So there you have it. Happy planting.
So, as I mentioned above, 400 square feet is a lot of space. I would imagine there are some economies of scale with larger gardens, but there are also drawbacks that I didn’t quantify.
First, you may not have that much space. Second, you might end up with way too much food and have to spend extra time preserving, pickling, canning, freezing, and/or fermenting your extra produce just so that none of your hard work goes to waste. This could add a lot of time to your gardening endeavors on a per square foot basis, acting sort of as a reverse economy of scale.
So how about a smaller, 10×10 (100 sq. ft.) garden?
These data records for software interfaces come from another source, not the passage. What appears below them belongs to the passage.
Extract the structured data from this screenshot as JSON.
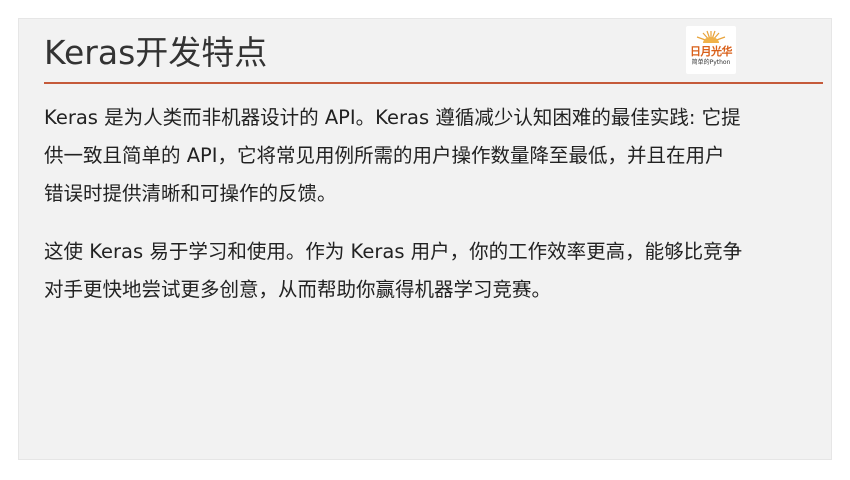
{
  "slide": {
    "title": "Keras开发特点",
    "logo": {
      "main_text": "日月光华",
      "sub_text": "简单的Python"
    },
    "paragraphs": [
      {
        "lines": [
          "Keras 是为人类而非机器设计的 API。Keras 遵循减少认知困难的最佳实践: 它提",
          "供一致且简单的 API，它将常见用例所需的用户操作数量降至最低，并且在用户",
          "错误时提供清晰和可操作的反馈。"
        ]
      },
      {
        "lines": [
          "这使 Keras 易于学习和使用。作为 Keras 用户，你的工作效率更高，能够比竞争",
          "对手更快地尝试更多创意，从而帮助你赢得机器学习竞赛。"
        ]
      }
    ]
  },
  "colors": {
    "title_rule": "#c55a3a",
    "logo_accent": "#d9601a",
    "slide_background": "#f2f2f2"
  }
}
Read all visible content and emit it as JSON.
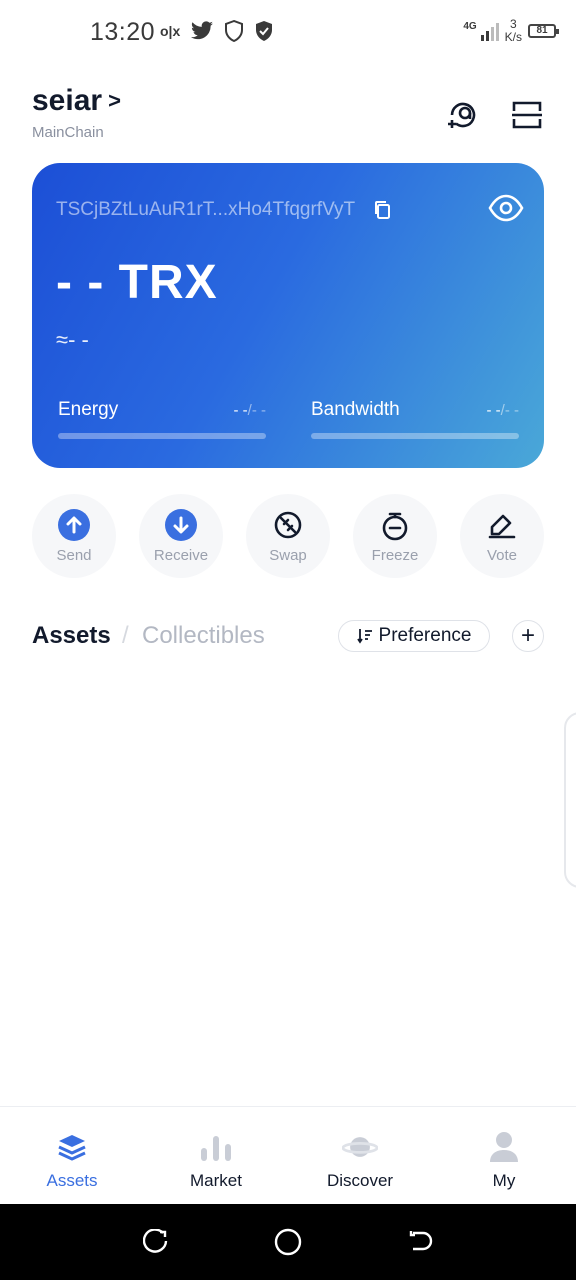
{
  "status_bar": {
    "time": "13:20",
    "network_type": "4G",
    "net_speed_value": "3",
    "net_speed_unit": "K/s",
    "battery": "81"
  },
  "header": {
    "wallet_name": "seiar",
    "chevron": ">",
    "chain": "MainChain"
  },
  "card": {
    "address": "TSCjBZtLuAuR1rT...xHo4TfqgrfVyT",
    "balance": "- - TRX",
    "fiat": "≈- -",
    "energy": {
      "label": "Energy",
      "value_main": "- -",
      "value_dim": "/- -",
      "progress": 0
    },
    "bandwidth": {
      "label": "Bandwidth",
      "value_main": "- -",
      "value_dim": "/- -",
      "progress": 0
    },
    "gradient_start": "#1c4fd6",
    "gradient_end": "#4aa8d8"
  },
  "actions": [
    {
      "label": "Send",
      "icon": "arrow-up-icon"
    },
    {
      "label": "Receive",
      "icon": "arrow-down-icon"
    },
    {
      "label": "Swap",
      "icon": "swap-icon"
    },
    {
      "label": "Freeze",
      "icon": "freeze-icon"
    },
    {
      "label": "Vote",
      "icon": "vote-icon"
    }
  ],
  "tabs": {
    "assets": "Assets",
    "separator": "/",
    "collectibles": "Collectibles",
    "preference": "Preference",
    "add": "+"
  },
  "bottom_nav": [
    {
      "label": "Assets",
      "icon": "layers-icon",
      "active": true
    },
    {
      "label": "Market",
      "icon": "bar-chart-icon",
      "active": false
    },
    {
      "label": "Discover",
      "icon": "planet-icon",
      "active": false
    },
    {
      "label": "My",
      "icon": "person-icon",
      "active": false
    }
  ],
  "colors": {
    "accent": "#3a6fe0",
    "text_primary": "#121a2c",
    "text_muted": "#9aa0ad"
  }
}
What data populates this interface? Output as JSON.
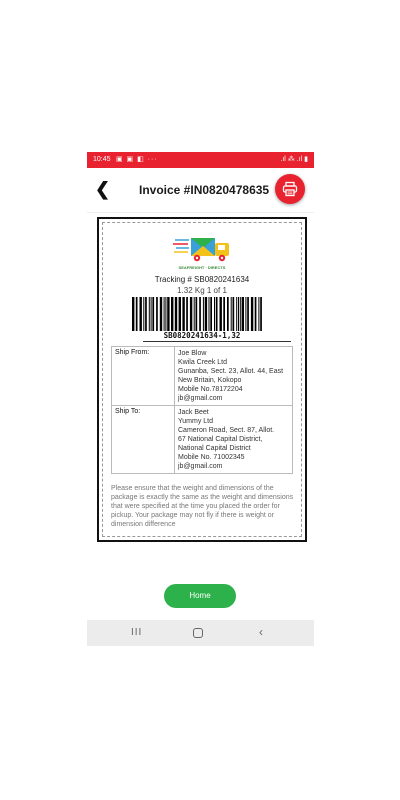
{
  "status_bar": {
    "time": "10:45",
    "left_icons": "▣ ▣ ◧  ···",
    "right_icons": ".ıl ⁂ .ıl ▮"
  },
  "app_bar": {
    "back_icon": "chevron-left-icon",
    "title": "Invoice #IN0820478635",
    "print_icon": "printer-icon"
  },
  "label": {
    "logo_text": "SEAFREIGHT · DIRECTS",
    "tracking": "Tracking # SB0820241634",
    "weight": "1.32 Kg 1 of 1",
    "barcode_text": "SB0820241634-1,32",
    "ship_from": {
      "label": "Ship From:",
      "lines": [
        "Joe Blow",
        "Kwila Creek Ltd",
        "Gunanba, Sect. 23, Allot. 44, East",
        "New Britain, Kokopo",
        "Mobile No.78172204",
        "jb@gmail.com"
      ]
    },
    "ship_to": {
      "label": "Ship To:",
      "lines": [
        "Jack Beet",
        "Yummy Ltd",
        "Cameron Road, Sect. 87, Allot.",
        "67 National Capital District,",
        "National Capital District",
        "Mobile No. 71002345",
        "jb@gmail.com"
      ]
    },
    "note": "Please ensure that the weight and dimensions of the package is exactly the same as the weight and dimensions that were specified at the time you placed the order for pickup. Your package may not fly if there is weight or dimension difference"
  },
  "home_button": {
    "label": "Home"
  },
  "nav_bar": {
    "recents_icon": "recents-icon",
    "home_icon": "home-icon",
    "back_icon": "back-icon",
    "recents_glyph": "III",
    "back_glyph": "‹"
  },
  "colors": {
    "accent_red": "#e8232f",
    "home_green": "#2db14a"
  }
}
This seems like it could be closer to the right amount of food without having to preserve extras, and more realistic for first-time gardeners.
Here are the numbers for a 100-square-foot garden:
So the ROI doesn’t change; it is still a measly 37%, and now the dollar savings (including time costs) are even smaller. For me this further strengthens the argument that, similar to brewing beer, you should garden because you like it, not because it will save you money.
For someone that doesn’t care about the time costs and simply likes gardening or wants to learn (or might even pay to learn), it saves closer to $100 per year on average.
I did tweak a few assumptions here besides the area of the garden. I assumed that your time costs would increase 10% on a per square foot basis because of economies of scale (ex: still need a spade regardless of how big your area is), so 0.11 hours per square foot, or 11 hours for the year. I also assumed that the alternative scenario of grocery store shopping time drops by about 50% because the equivalent amount of groceries needed to replace your garden produce is smaller.
Feel free to download the spreadsheet and mess with the numbers on your own because this is sort of a tricky one, but most of the signs point to a mediocre return on investment on a percentage and total dollar basis.